**THE TASK**
Please repeat the whole listing exactly, but leave out any picture it holds.
*** SOURCE MATERIAL Section Begins ***
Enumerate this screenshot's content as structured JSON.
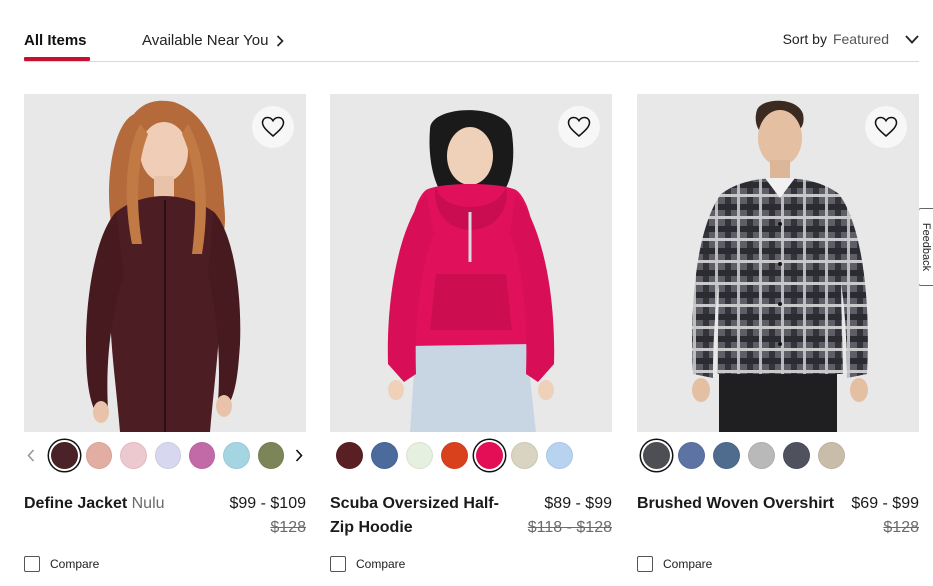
{
  "toolbar": {
    "all_items": "All Items",
    "near_you": "Available Near You",
    "sort_label": "Sort by",
    "sort_value": "Featured"
  },
  "feedback": "Feedback",
  "colors": {
    "accent": "#c8102e"
  },
  "products": [
    {
      "name": "Define Jacket",
      "sub": "Nulu",
      "price": "$99 - $109",
      "was": "$128",
      "compare": "Compare",
      "swatches": [
        "#4a2228",
        "#e2aea3",
        "#ecc9cf",
        "#d7d8ef",
        "#c26aa8",
        "#a6d5e2",
        "#7b8558"
      ]
    },
    {
      "name": "Scuba Oversized Half-",
      "name2": "Zip Hoodie",
      "price": "$89 - $99",
      "was": "$118 - $128",
      "compare": "Compare",
      "swatches": [
        "#5a1f23",
        "#4b6b9c",
        "#e6f0e0",
        "#d9411d",
        "#e40e56",
        "#d9d3c1",
        "#b7d3f0"
      ]
    },
    {
      "name": "Brushed Woven Overshirt",
      "price": "$69 - $99",
      "was": "$128",
      "compare": "Compare",
      "swatches": [
        "#4e4f55",
        "#5c73a3",
        "#4f6c8e",
        "#b9b9b9",
        "#4f525d",
        "#c9bda9"
      ]
    }
  ]
}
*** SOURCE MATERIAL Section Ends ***
**RESPONSE AREA**
Enumerate this screenshot's content as structured JSON.
{
  "toolbar": {
    "all_items": "All Items",
    "near_you": "Available Near You",
    "sort_label": "Sort by",
    "sort_value": "Featured"
  },
  "feedback": "Feedback",
  "colors": {
    "accent": "#c8102e"
  },
  "products": [
    {
      "name": "Define Jacket",
      "sub": "Nulu",
      "price": "$99 - $109",
      "was": "$128",
      "compare": "Compare",
      "swatches": [
        "#4a2228",
        "#e2aea3",
        "#ecc9cf",
        "#d7d8ef",
        "#c26aa8",
        "#a6d5e2",
        "#7b8558"
      ]
    },
    {
      "name": "Scuba Oversized Half-",
      "name2": "Zip Hoodie",
      "price": "$89 - $99",
      "was": "$118 - $128",
      "compare": "Compare",
      "swatches": [
        "#5a1f23",
        "#4b6b9c",
        "#e6f0e0",
        "#d9411d",
        "#e40e56",
        "#d9d3c1",
        "#b7d3f0"
      ]
    },
    {
      "name": "Brushed Woven Overshirt",
      "price": "$69 - $99",
      "was": "$128",
      "compare": "Compare",
      "swatches": [
        "#4e4f55",
        "#5c73a3",
        "#4f6c8e",
        "#b9b9b9",
        "#4f525d",
        "#c9bda9"
      ]
    }
  ]
}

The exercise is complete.